The Festival in Tanglewood was not the only time you played with Bernstein.

No. We played together at a grand concert in Warsaw commemorating the fiftieth anniversary of the outbreak of World War II. It was broadcast around the world. I must say that Bernstein was very supportive of me till the last moments of his life.

You are known for unique music ventures. One of the most famous is the recording of Chopin's piano concertos in the chamber version.

I was the first pianist ever to record these versions, in 1992. The idea evolved during my studies on Chopin’s life. It turned out that when Chopin performed his concertos for the first time it was in the chamber version, with his teacher Józef Eisner present. I decided to find the manuscript but managed to get the chamber version of the Concerto E-minor only, published in 1833 in Leipzig by Friedrich Kistner. Musicologists unanimously agree that this is Chopin’s original version. I believe that Chopin wrote the chamber version first and “extended” it to the symphonic form. I arranged the Concerto F-minor myself, according to music tradition. I had great fun doing this. But the critics didn't like it. Even a scientific conference was held to prove these versions are unacceptable. But sometimes one stone makes an avalanche. Now the entire world plays these versions, and I am very proud of it. I still get requests for sheet music.

You have had interesting experience in movies. You wrote a screenplay about another famous Polish pianist, Ignacy Paderewski, did the soundtrack for The Fascination of Frederick and also played the role of Chopin in Krzysztof Zanussi’s Chopin’s Concert. Usually it is a professional actor who plays a role of a musician (very often he cannot play the instrument himself) and a pianist does the soundtrack.

And I don’t like it! I don’t like when the actor pretends to play the piano. You can tell he knows nothing about it. When [Sviatoslav] Richter played the role of Liszt it was the greatest musical scene I have ever seen.

You live in an old restored palace in Dylew, 60 km from Warsaw. Why there?

After I returned from Italy, I was looking for places associated with old Poland. I found this dilapidated mansion, with no roof, water or electricity. And I rebuilt it.

Now it's not only your dwelling place.

It's true.
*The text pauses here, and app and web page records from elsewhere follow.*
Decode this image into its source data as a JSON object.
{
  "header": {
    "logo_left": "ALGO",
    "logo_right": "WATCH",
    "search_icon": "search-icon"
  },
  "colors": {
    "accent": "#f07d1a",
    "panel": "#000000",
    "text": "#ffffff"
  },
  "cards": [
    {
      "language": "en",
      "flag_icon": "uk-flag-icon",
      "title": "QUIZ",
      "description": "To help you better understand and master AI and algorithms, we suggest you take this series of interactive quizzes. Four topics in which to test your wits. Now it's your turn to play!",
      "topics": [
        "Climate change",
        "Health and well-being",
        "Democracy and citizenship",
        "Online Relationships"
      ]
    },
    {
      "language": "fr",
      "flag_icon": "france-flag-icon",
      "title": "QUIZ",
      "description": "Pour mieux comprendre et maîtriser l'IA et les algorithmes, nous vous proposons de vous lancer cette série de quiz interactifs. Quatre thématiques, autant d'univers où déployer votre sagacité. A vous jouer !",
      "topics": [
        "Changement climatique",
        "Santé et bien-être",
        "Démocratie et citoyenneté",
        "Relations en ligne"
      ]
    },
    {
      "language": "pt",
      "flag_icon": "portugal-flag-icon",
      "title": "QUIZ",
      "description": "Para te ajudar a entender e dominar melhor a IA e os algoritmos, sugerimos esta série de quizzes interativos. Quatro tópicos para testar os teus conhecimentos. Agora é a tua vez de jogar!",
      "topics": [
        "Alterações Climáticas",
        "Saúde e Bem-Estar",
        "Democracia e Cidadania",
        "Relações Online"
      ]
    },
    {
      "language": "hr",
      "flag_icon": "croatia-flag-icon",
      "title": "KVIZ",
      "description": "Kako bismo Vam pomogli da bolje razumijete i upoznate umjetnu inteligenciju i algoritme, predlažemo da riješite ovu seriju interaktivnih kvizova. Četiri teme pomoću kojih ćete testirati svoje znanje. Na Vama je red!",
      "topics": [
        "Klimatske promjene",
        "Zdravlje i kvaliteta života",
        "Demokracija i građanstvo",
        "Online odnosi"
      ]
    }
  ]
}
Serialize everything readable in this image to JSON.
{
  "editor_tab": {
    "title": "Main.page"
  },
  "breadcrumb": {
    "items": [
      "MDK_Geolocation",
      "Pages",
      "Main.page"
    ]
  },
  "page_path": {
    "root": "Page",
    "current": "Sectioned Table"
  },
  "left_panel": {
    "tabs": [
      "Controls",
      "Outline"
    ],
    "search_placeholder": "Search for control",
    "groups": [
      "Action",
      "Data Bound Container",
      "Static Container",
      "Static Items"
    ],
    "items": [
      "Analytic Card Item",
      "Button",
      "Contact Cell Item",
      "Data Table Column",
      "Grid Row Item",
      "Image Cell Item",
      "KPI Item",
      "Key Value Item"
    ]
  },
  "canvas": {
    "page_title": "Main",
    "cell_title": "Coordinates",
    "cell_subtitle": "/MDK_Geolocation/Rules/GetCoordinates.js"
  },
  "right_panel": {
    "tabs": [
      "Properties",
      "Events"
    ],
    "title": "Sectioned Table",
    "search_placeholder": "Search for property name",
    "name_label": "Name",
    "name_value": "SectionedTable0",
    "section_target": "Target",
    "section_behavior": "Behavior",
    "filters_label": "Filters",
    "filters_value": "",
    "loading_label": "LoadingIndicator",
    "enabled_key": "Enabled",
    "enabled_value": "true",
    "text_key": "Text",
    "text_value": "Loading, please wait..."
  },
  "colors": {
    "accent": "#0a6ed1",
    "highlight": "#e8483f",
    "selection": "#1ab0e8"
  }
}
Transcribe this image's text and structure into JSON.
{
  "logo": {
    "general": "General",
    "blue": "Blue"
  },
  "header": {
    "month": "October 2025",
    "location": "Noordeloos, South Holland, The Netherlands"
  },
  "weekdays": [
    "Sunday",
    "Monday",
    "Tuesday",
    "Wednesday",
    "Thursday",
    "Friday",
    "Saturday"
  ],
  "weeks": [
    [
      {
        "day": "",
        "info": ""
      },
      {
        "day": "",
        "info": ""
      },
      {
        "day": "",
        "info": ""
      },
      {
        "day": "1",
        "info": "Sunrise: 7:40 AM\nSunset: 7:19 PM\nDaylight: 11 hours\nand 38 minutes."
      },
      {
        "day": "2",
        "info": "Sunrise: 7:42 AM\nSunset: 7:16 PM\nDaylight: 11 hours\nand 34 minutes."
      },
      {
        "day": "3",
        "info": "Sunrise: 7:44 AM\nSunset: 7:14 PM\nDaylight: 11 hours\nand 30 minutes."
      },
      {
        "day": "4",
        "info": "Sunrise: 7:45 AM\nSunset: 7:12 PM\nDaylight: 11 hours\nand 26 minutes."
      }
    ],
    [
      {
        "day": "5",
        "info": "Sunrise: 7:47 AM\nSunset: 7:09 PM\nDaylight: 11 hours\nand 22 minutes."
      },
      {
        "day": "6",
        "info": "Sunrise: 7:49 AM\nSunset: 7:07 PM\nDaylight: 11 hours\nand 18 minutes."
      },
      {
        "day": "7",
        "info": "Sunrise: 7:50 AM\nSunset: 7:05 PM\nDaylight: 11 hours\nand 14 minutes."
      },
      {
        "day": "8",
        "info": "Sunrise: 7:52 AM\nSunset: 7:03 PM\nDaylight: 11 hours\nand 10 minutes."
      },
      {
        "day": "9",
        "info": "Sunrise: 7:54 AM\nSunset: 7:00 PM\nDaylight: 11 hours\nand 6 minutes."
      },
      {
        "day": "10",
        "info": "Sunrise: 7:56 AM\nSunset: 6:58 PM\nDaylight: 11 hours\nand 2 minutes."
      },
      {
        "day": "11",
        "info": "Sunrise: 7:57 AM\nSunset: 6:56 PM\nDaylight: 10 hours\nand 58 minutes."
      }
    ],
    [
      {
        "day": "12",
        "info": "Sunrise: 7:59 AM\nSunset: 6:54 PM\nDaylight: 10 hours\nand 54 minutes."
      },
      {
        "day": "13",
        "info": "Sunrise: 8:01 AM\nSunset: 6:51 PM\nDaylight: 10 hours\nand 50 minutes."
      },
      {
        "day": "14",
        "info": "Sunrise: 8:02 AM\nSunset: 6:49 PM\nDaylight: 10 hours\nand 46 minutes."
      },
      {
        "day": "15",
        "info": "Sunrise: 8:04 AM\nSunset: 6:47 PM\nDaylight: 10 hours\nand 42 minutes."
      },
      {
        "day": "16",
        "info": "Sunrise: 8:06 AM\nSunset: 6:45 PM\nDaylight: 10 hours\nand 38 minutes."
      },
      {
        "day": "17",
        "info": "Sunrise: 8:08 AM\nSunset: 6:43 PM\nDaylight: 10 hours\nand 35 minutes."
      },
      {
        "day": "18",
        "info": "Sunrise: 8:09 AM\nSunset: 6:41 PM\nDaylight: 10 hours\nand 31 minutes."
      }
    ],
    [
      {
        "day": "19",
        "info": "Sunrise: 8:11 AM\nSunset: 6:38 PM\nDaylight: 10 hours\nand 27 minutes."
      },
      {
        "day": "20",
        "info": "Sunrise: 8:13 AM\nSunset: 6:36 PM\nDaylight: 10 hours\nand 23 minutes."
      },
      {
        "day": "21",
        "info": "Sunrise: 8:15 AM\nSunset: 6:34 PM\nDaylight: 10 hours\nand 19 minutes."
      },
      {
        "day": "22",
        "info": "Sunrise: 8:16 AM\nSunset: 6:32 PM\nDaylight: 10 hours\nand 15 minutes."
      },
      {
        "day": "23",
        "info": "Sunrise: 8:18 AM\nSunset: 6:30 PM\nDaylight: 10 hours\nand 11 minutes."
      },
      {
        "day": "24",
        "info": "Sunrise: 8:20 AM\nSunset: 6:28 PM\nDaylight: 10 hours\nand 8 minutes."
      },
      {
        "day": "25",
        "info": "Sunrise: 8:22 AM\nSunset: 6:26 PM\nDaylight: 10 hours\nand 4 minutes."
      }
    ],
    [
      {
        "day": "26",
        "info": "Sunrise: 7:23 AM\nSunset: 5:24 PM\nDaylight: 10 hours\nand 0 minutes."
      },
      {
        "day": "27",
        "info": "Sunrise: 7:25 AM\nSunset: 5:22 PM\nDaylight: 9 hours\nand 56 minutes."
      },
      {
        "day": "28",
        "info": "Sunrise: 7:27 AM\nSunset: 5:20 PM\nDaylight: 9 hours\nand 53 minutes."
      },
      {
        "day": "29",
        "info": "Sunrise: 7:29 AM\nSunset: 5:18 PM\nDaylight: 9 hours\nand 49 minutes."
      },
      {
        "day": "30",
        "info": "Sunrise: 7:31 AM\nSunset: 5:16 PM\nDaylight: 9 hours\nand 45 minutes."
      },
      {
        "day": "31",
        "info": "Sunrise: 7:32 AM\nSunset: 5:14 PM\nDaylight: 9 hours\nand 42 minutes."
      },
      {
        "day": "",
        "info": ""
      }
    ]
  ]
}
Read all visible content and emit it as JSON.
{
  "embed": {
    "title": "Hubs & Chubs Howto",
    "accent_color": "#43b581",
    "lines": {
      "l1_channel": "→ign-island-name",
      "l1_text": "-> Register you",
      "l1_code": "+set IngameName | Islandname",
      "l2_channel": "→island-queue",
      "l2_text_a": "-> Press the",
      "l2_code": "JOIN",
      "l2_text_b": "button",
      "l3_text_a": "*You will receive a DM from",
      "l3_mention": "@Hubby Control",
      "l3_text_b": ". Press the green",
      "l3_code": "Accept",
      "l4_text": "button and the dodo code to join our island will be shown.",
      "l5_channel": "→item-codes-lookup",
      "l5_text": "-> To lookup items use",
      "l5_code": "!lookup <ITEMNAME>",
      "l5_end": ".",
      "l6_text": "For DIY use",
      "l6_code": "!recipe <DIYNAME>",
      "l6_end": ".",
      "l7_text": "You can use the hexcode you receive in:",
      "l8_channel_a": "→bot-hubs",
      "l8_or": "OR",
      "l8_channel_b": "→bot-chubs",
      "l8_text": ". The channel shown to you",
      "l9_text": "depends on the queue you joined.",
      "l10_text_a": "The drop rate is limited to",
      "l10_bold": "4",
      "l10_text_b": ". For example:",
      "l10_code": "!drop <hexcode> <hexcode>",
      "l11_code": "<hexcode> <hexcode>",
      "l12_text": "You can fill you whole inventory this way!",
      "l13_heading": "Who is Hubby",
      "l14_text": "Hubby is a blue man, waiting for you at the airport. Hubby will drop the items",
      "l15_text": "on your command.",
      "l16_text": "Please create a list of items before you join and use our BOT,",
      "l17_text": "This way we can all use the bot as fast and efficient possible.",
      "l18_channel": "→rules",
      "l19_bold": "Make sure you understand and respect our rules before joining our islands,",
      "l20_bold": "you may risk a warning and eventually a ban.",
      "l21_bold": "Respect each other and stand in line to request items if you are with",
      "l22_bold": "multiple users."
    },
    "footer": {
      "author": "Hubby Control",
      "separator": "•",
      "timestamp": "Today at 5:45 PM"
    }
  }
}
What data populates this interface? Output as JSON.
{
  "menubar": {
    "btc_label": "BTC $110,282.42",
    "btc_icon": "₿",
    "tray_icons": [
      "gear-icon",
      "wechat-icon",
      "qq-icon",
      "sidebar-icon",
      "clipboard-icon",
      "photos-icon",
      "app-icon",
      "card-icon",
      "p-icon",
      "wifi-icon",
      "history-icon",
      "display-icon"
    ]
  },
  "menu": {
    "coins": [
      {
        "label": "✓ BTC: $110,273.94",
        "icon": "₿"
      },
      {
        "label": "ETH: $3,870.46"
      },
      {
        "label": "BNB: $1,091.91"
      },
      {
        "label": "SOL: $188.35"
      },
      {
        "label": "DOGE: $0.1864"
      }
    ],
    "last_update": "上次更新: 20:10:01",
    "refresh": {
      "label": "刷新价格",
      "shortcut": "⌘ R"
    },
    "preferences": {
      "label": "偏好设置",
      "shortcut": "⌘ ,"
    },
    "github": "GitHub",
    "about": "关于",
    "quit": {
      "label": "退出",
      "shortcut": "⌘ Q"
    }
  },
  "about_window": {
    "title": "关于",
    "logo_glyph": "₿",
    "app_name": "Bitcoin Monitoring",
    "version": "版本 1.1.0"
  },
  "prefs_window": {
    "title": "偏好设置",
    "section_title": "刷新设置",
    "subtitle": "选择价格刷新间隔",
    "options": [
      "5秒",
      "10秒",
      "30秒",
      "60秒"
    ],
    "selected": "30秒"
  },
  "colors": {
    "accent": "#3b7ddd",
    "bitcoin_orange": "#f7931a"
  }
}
I have been organizing classical music festivals there, focusing on the young generation of musicians.

You teach at the Music Academy in Łódź. Do you enjoy teaching?

Yes, but it is very hard work. Young people come to the Academy unprepared, with lots of mannerisms. If the child is not properly trained in the first two years it is really hard to change it later. I need three years to correct the mistakes. On the piano the sound is already there and the right sound comes from the right technique. In order to play properly, you need the right posture, and the whole body needs to be prepared so that playing comes naturally, just like walking. And you need to have the right technique to express yourself.

What about developing sensitivity and personality?

But of course! Everyone plays differently. But I don’t believe you can form a personality; you can only help it [develop].

Can you "open" someone?

You can and you should, though it requires a lot of mutual trust.

What are your current fascinations?

I am discovering another Polish composer, Tadeusz Majerski, who died forgotten in Lvov in the ’50s. It’s really amazing and fascinating that there are still so many superb things out there worth recognition and appreciation.

Żelazowa Wola, June 2006